The Investigations curriculum represents the culmination of over 20 years of research and development aimed at improving the teaching and learning of elementary mathematics. Funded by the National Science Foundation* , TERC, and Pearson, Investigations in Number, Data, and Space is based on:
- Our goals and guiding principles about teaching and learning mathematics (see below)
- What has been learned from developing and supporting the implementation of the curriculum over the course of 18 years
- Collaboration with over 100 classroom teachers from a variety of settings in field testing the curriculum; this field testing involved documentation of thousands of hours in classrooms, observations of students, input from teachers, and analysis of student work
- An extensive body of research on how children learn mathematics.
Six major goals guided the development of Investigations. The curriculum is designed to:
- Support students to make sense of mathematics and learn that they can be mathematical thinkers
- Focus on computational fluency with whole numbers as a major goal of the elementary grades
- Provide substantive work in important areas of mathematics—rational numbers, geometry, measurement, data, and early algebra—and connections among them
- Emphasize reasoning about mathematical ideas
- Communicate mathematics content and pedagogy to teachers
- Engage the range of learners in understanding mathematics.
Underlying these goals are three guiding principles that are our touchstones as we approach both students and teachers as agents of their own learning:
- Students have mathematical ideas. The curriculum must support all students in developing and expanding those ideas.
- Teachers are engaged in ongoing learning about mathematics content and about how students learn mathematics. The curriculum must support teachers in this learning.

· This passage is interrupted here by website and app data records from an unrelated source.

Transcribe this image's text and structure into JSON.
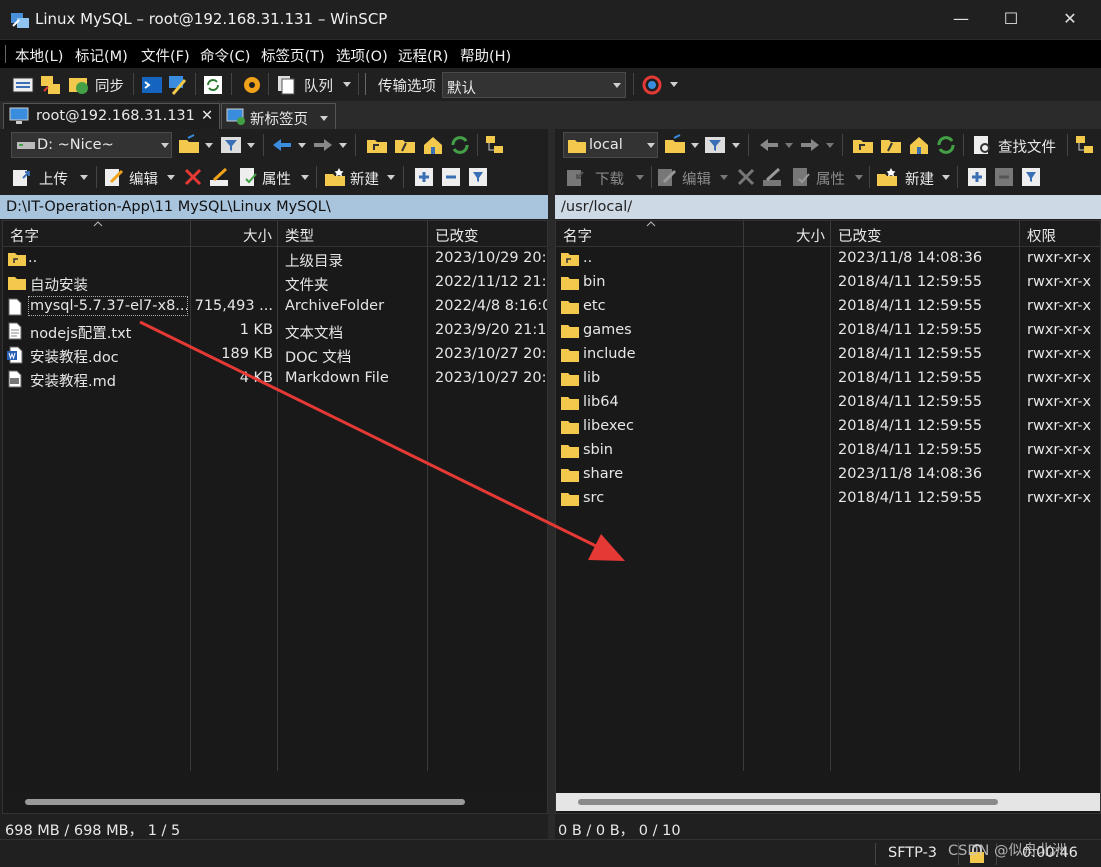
{
  "window": {
    "title": "Linux MySQL – root@192.168.31.131 – WinSCP",
    "minimize": "—",
    "maximize": "☐",
    "close": "✕"
  },
  "menu": [
    "本地(L)",
    "标记(M)",
    "文件(F)",
    "命令(C)",
    "标签页(T)",
    "选项(O)",
    "远程(R)",
    "帮助(H)"
  ],
  "toolbar": {
    "sync_label": "同步",
    "queue_label": "队列",
    "transfer_options_label": "传输选项",
    "transfer_preset": "默认"
  },
  "tabs": [
    {
      "label": "root@192.168.31.131",
      "close": "✕"
    },
    {
      "label": "新标签页"
    }
  ],
  "left": {
    "drive": "D: ~Nice~",
    "upload_label": "上传",
    "edit_label": "编辑",
    "properties_label": "属性",
    "new_label": "新建",
    "path": "D:\\IT-Operation-App\\11 MySQL\\Linux MySQL\\",
    "columns": [
      "名字",
      "大小",
      "类型",
      "已改变"
    ],
    "rows": [
      {
        "name": "..",
        "size": "",
        "type": "上级目录",
        "changed": "2023/10/29 20:",
        "icon": "parent-folder"
      },
      {
        "name": "自动安装",
        "size": "",
        "type": "文件夹",
        "changed": "2022/11/12 21:",
        "icon": "folder"
      },
      {
        "name": "mysql-5.7.37-el7-x8...",
        "size": "715,493 ...",
        "type": "ArchiveFolder",
        "changed": "2022/4/8 8:16:0",
        "icon": "file"
      },
      {
        "name": "nodejs配置.txt",
        "size": "1 KB",
        "type": "文本文档",
        "changed": "2023/9/20 21:1",
        "icon": "text-file"
      },
      {
        "name": "安装教程.doc",
        "size": "189 KB",
        "type": "DOC 文档",
        "changed": "2023/10/27 20:",
        "icon": "word-file"
      },
      {
        "name": "安装教程.md",
        "size": "4 KB",
        "type": "Markdown File",
        "changed": "2023/10/27 20:",
        "icon": "markdown-file"
      }
    ],
    "status": "698 MB / 698 MB，  1 / 5"
  },
  "right": {
    "dir": "local",
    "find_files_label": "查找文件",
    "download_label": "下载",
    "edit_label": "编辑",
    "properties_label": "属性",
    "new_label": "新建",
    "path": "/usr/local/",
    "columns": [
      "名字",
      "大小",
      "已改变",
      "权限"
    ],
    "rows": [
      {
        "name": "..",
        "changed": "2023/11/8 14:08:36",
        "rights": "rwxr-xr-x"
      },
      {
        "name": "bin",
        "changed": "2018/4/11 12:59:55",
        "rights": "rwxr-xr-x"
      },
      {
        "name": "etc",
        "changed": "2018/4/11 12:59:55",
        "rights": "rwxr-xr-x"
      },
      {
        "name": "games",
        "changed": "2018/4/11 12:59:55",
        "rights": "rwxr-xr-x"
      },
      {
        "name": "include",
        "changed": "2018/4/11 12:59:55",
        "rights": "rwxr-xr-x"
      },
      {
        "name": "lib",
        "changed": "2018/4/11 12:59:55",
        "rights": "rwxr-xr-x"
      },
      {
        "name": "lib64",
        "changed": "2018/4/11 12:59:55",
        "rights": "rwxr-xr-x"
      },
      {
        "name": "libexec",
        "changed": "2018/4/11 12:59:55",
        "rights": "rwxr-xr-x"
      },
      {
        "name": "sbin",
        "changed": "2018/4/11 12:59:55",
        "rights": "rwxr-xr-x"
      },
      {
        "name": "share",
        "changed": "2023/11/8 14:08:36",
        "rights": "rwxr-xr-x"
      },
      {
        "name": "src",
        "changed": "2018/4/11 12:59:55",
        "rights": "rwxr-xr-x"
      }
    ],
    "status": "0 B / 0 B，  0 / 10"
  },
  "bottom": {
    "protocol": "SFTP-3",
    "elapsed": "0:00:46",
    "watermark": "CSDN @似舟北洲"
  },
  "colors": {
    "folder": "#f2c94c",
    "active_path": "#a9c4dd",
    "arrow": "#e53935"
  }
}
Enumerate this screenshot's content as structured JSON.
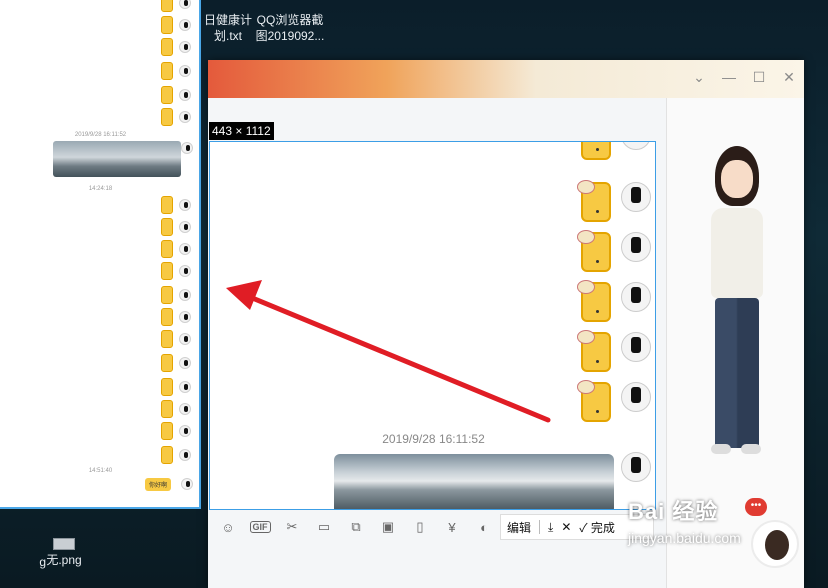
{
  "desktop": {
    "icons": [
      {
        "label_line1": "日健康计",
        "label_line2": "划.txt"
      },
      {
        "label_line1": "QQ浏览器截",
        "label_line2": "图2019092..."
      },
      {
        "label_line1": "无.png",
        "label_line2": ""
      },
      {
        "label_line1": "g",
        "label_line2": ""
      }
    ]
  },
  "long_preview": {
    "timestamps": [
      "2019/9/28 16:11:52",
      "14:24:18",
      "14:51:40"
    ],
    "last_message": "你好啊"
  },
  "capture": {
    "size_label": "443 × 1112",
    "timestamp": "2019/9/28 16:11:52"
  },
  "input_toolbar": {
    "gif_label": "GIF"
  },
  "screenshot_toolbar": {
    "edit_label": "编辑",
    "done_label": "完成"
  },
  "watermark": {
    "logo": "Bai 经验",
    "url": "jingyan.baidu.com"
  },
  "colors": {
    "selection_border": "#3c9ee6",
    "arrow": "#e01d25",
    "sticker": "#f7c943"
  }
}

- Teachers collaborate with the students and curriculum materials to create the curriculum as enacted in the classroom. The curriculum must support teachers in implementing the curriculum in a way that accommodates the needs of their particular students.
Based on extensive classroom testing, Investigations takes seriously the time students need to develop a strong conceptual foundation and skills based on that foundation. Therefore, each curriculum unit focuses on an area of content, in depth, providing 2 to 5 1⁄2 weeks for students to develop and practice ideas across a variety of activities and contexts that build on each other. The units also address the learning needs of real students in a wide range of classrooms and communities. The investigations are carefully designed to invite all students into mathematics—girls and boys; members of diverse cultural, ethnic, and language groups; and students with a wide variety of strengths, needs, and interests.
*Investigations was developed with support from the National Science Foundation under Grant No. ESI-0095450. Any opinions, findings, and conclusions or recommendations expressed in this material are those of the author(s) and do not necessarily reflect the views of the National Science Foundation.